Provided data.
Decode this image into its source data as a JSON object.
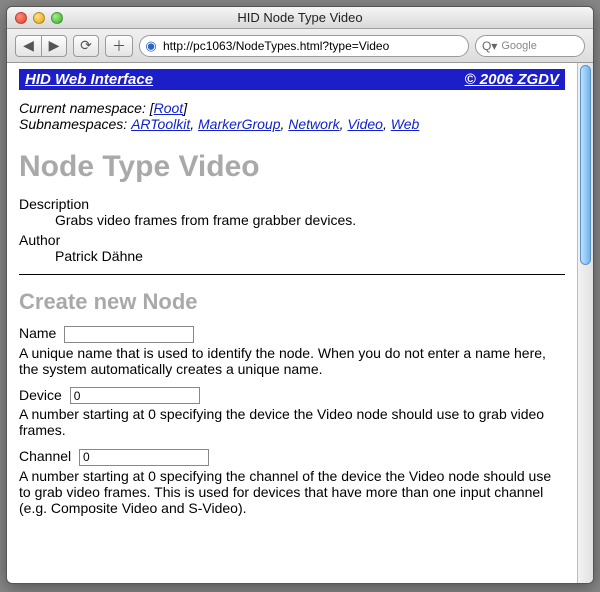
{
  "window": {
    "title": "HID Node Type Video"
  },
  "toolbar": {
    "back_glyph": "◀",
    "forward_glyph": "▶",
    "reload_glyph": "⟳",
    "add_glyph": "＋",
    "url": "http://pc1063/NodeTypes.html?type=Video",
    "search_placeholder": "Google",
    "search_prefix": "Q▾"
  },
  "banner": {
    "left": "HID Web Interface",
    "right": "© 2006 ZGDV"
  },
  "namespace": {
    "label": "Current namespace:",
    "root": "Root",
    "sub_label": "Subnamespaces:",
    "links": [
      "ARToolkit",
      "MarkerGroup",
      "Network",
      "Video",
      "Web"
    ]
  },
  "page_heading": "Node Type Video",
  "defs": {
    "desc_label": "Description",
    "desc_value": "Grabs video frames from frame grabber devices.",
    "author_label": "Author",
    "author_value": "Patrick Dähne"
  },
  "create_heading": "Create new Node",
  "fields": {
    "name": {
      "label": "Name",
      "value": "",
      "help": "A unique name that is used to identify the node. When you do not enter a name here, the system automatically creates a unique name."
    },
    "device": {
      "label": "Device",
      "value": "0",
      "help": "A number starting at 0 specifying the device the Video node should use to grab video frames."
    },
    "channel": {
      "label": "Channel",
      "value": "0",
      "help": "A number starting at 0 specifying the channel of the device the Video node should use to grab video frames. This is used for devices that have more than one input channel (e.g. Composite Video and S-Video)."
    }
  }
}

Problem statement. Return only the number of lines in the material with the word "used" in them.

Task response. 2